The Alkaline Ring Complex in the Pilanesberg Game Reserve
is one of the largest volcanic complexes of its type in the world and the rare rock types and formations make it a fairly unique geological feature.
It is geographically located within the Witwatersrand range comprising a vast circular crater of a very ancient extinct volcano that last erupted some 1,200 million years ago.
This extinct volcano is the most perfect example of an alkaline ring complex and one of the largest volcanic complexes of its type.
Through time, this huge volcano weathered into concentric rings which, today, rise up to 700 meters above the plains - a mere tenth of the original volcano height. The rocks that now form the hills are the remains of the magma pipes which once fed the volcano from deep below its summit.
A number of rare minerals occur in the park; although not necessarily economically important.
Pilanesberg has survived ages of erosion and stands high above the surrounding bushveld plains.
With a history

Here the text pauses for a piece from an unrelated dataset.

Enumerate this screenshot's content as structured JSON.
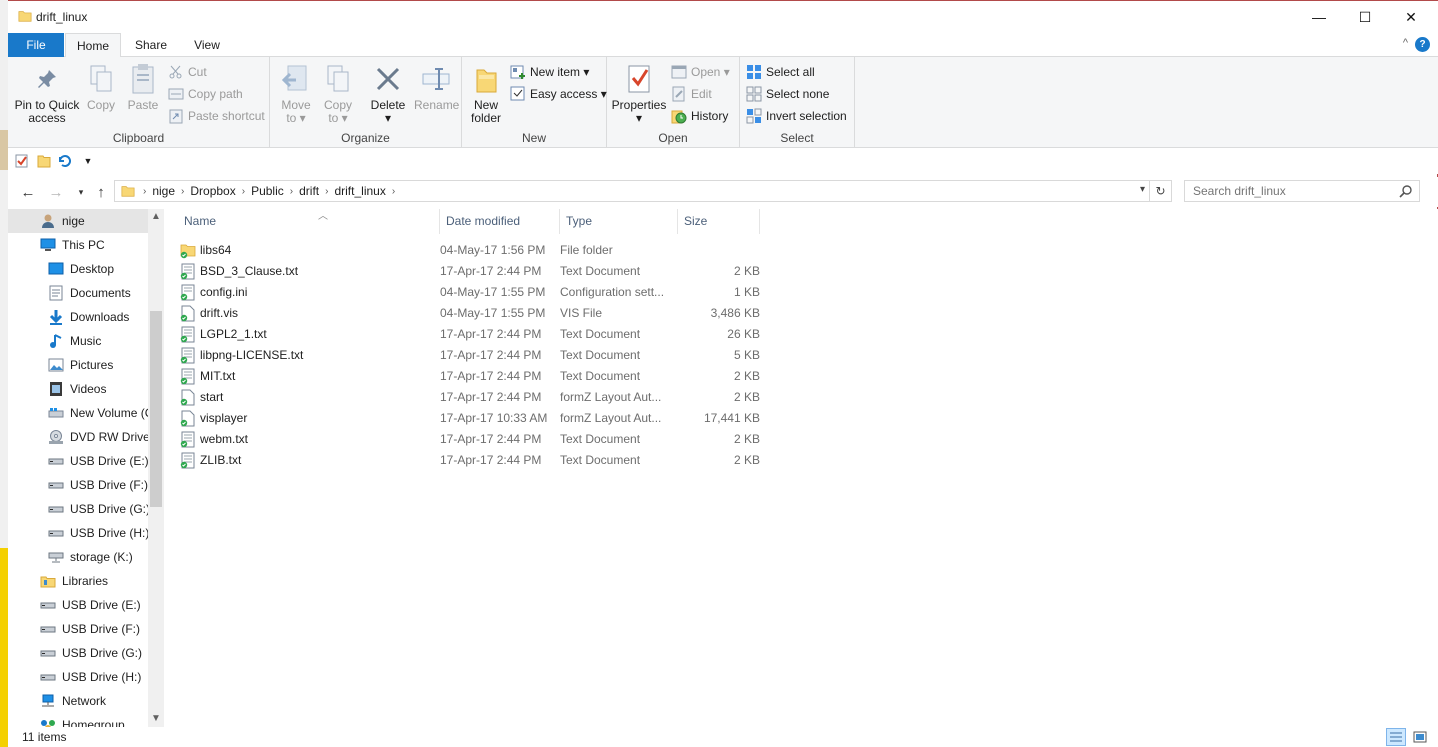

stretching over many centuries, the early presence of man can be seen in the numerous Stone and Iron Age sites that are scattered throughout the Pilanesberg National Park.SourcesWikiPediaGeological Sciences at San Diego State University